It is through Sydney that audience experiences much of the cultural beauty within the Lebanese community, the food, the generosity, dancing in restaurants. Of course it is also through Sydney, and more specifically Sydney’s parents, that we experience some of the social observations about prejudice and xenophobia The Combination contends with. The long and short of the film's non-too subtle remarks being white people assume dark people are Muslims (which is like double points prejudice), Lebanese-Australians are Australians too, older generations don’t help matter by thinking the two should mix in affairs of the heart (“It’s not racist, that’s just the way it is”) and racism is, you know, bad.
Violence proliferates The Combination and the film makes explicit mention of the 2005 Cronulla Riots here in Sydney, during which the action takes place as a background to reference rather than a driving force in the narrative. Fights in school, street stabbings over video games and the tentacles of gang violence in general reach deep into the live's of the main protagonists. These actions (and involvement with drug dealers) are not without their repercussions as some boys go to jail and some to the morgue – violence is not the answer is the resolute message from screenwriter George Basha and director David Field. That is until it is necessary for a narrative exclamation mark of course.
In respect of this central meme of The Combination the film sacrifices much of effort to show the consequences of violence in favour of an act of vigilante justice which says it's okay when someone who deserves much worse instead just gets beaten senseless and humiliated in front of more upstanding members of the community. It is a moment that muddies the message and one showed a lack of courage or thought to go the whole way and complete the circle of violence leaving an ambiguity to the film's ending.
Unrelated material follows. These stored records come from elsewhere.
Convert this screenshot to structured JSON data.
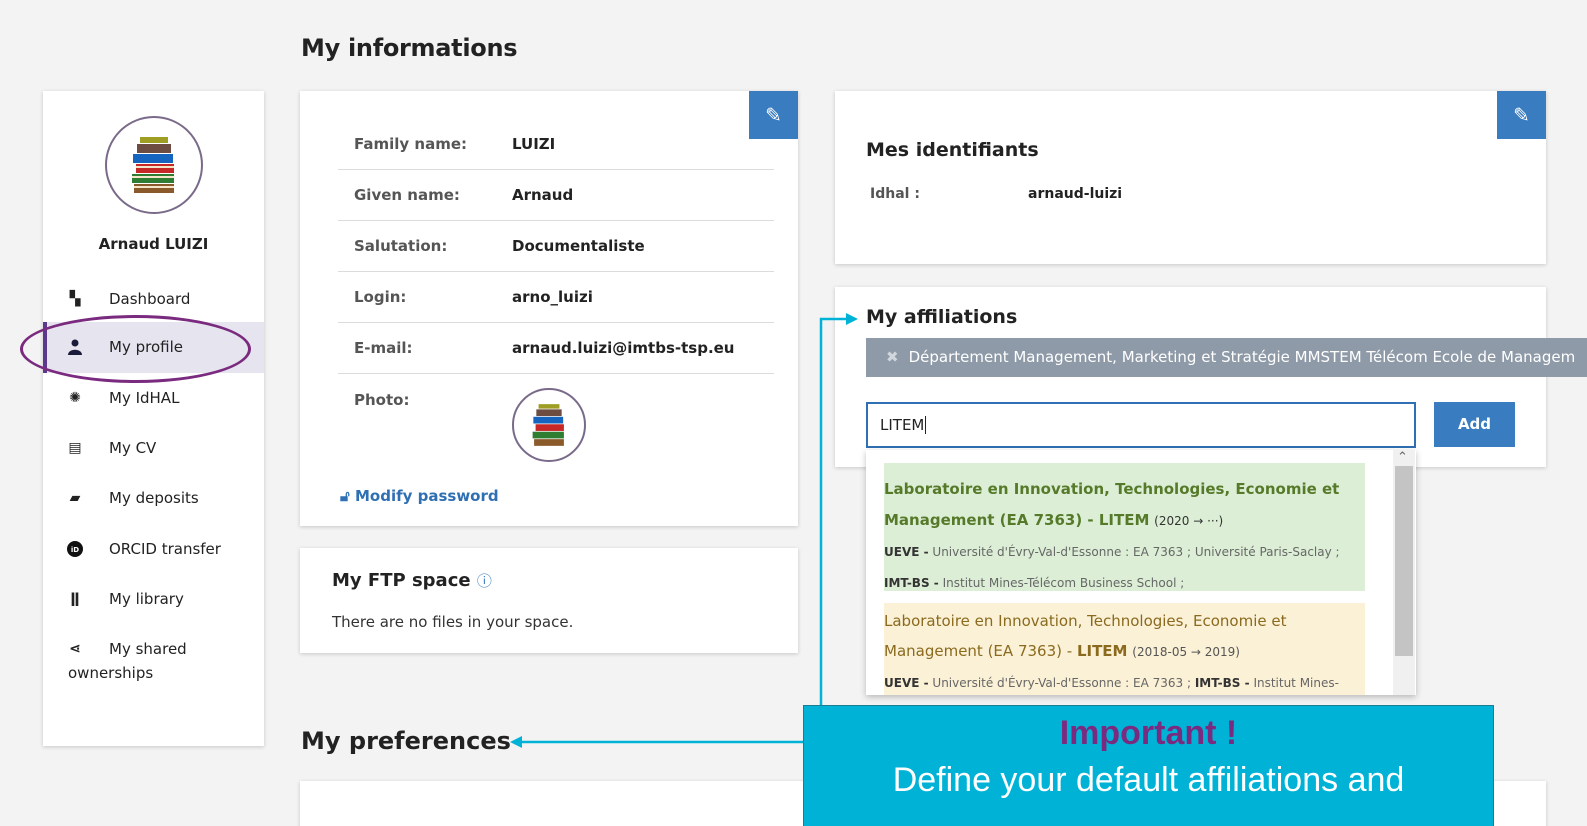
{
  "page": {
    "title": "My informations",
    "preferences_title": "My preferences"
  },
  "sidebar": {
    "user_name": "Arnaud LUIZI",
    "items": [
      {
        "label": "Dashboard",
        "icon": "dashboard-icon"
      },
      {
        "label": "My profile",
        "icon": "user-icon",
        "active": true
      },
      {
        "label": "My IdHAL",
        "icon": "idhal-icon"
      },
      {
        "label": "My CV",
        "icon": "cv-icon"
      },
      {
        "label": "My deposits",
        "icon": "folder-icon"
      },
      {
        "label": "ORCID transfer",
        "icon": "orcid-icon"
      },
      {
        "label": "My library",
        "icon": "library-icon"
      },
      {
        "label_line1": "My shared",
        "label_line2": "ownerships",
        "icon": "share-icon"
      }
    ]
  },
  "info": {
    "rows": [
      {
        "key": "Family name:",
        "value": "LUIZI"
      },
      {
        "key": "Given name:",
        "value": "Arnaud"
      },
      {
        "key": "Salutation:",
        "value": "Documentaliste"
      },
      {
        "key": "Login:",
        "value": "arno_luizi"
      },
      {
        "key": "E-mail:",
        "value": "arnaud.luizi@imtbs-tsp.eu"
      }
    ],
    "photo_label": "Photo:",
    "modify_password": "Modify password"
  },
  "ftp": {
    "title": "My FTP space",
    "info_glyph": "ⓘ",
    "empty_text": "There are no files in your space."
  },
  "identifiers": {
    "title": "Mes identifiants",
    "key": "Idhal :",
    "value": "arnaud-luizi"
  },
  "affiliations": {
    "title": "My affiliations",
    "tag": "Département Management, Marketing et Stratégie MMSTEM Télécom Ecole de Managem",
    "input_value": "LITEM",
    "add_label": "Add",
    "options": [
      {
        "line1": "Laboratoire en Innovation, Technologies, Economie et",
        "line2_main": "Management (EA 7363) - LITEM",
        "line2_dates": "(2020 → ···)",
        "meta1_code": "UEVE -",
        "meta1_text": "Université d'Évry-Val-d'Essonne : EA 7363 ; Université Paris-Saclay ;",
        "meta2_code": "IMT-BS -",
        "meta2_text": "Institut Mines-Télécom Business School ;"
      },
      {
        "line1": "Laboratoire en Innovation, Technologies, Economie et",
        "line2_main": "Management (EA 7363) -",
        "line2_bold": "LITEM",
        "line2_dates": "(2018-05 → 2019)",
        "meta1_code": "UEVE -",
        "meta1_text": "Université d'Évry-Val-d'Essonne : EA 7363 ;",
        "meta1_code2": "IMT-BS -",
        "meta1_text2": "Institut Mines-"
      }
    ]
  },
  "callout": {
    "title": "Important !",
    "line1": "Define your default affiliations and"
  },
  "colors": {
    "accent": "#3a7cc0",
    "highlight": "#7a2a7f",
    "callout_bg": "#00b3d6",
    "arrow": "#00b3d6"
  }
}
Instead The Combination settles for the easy way out, a macho one audiences can really cheer for.
An Australian Muslim blogger, Nurisha Ali at Brisbane Qalam, is impressed by the film's risk-taking: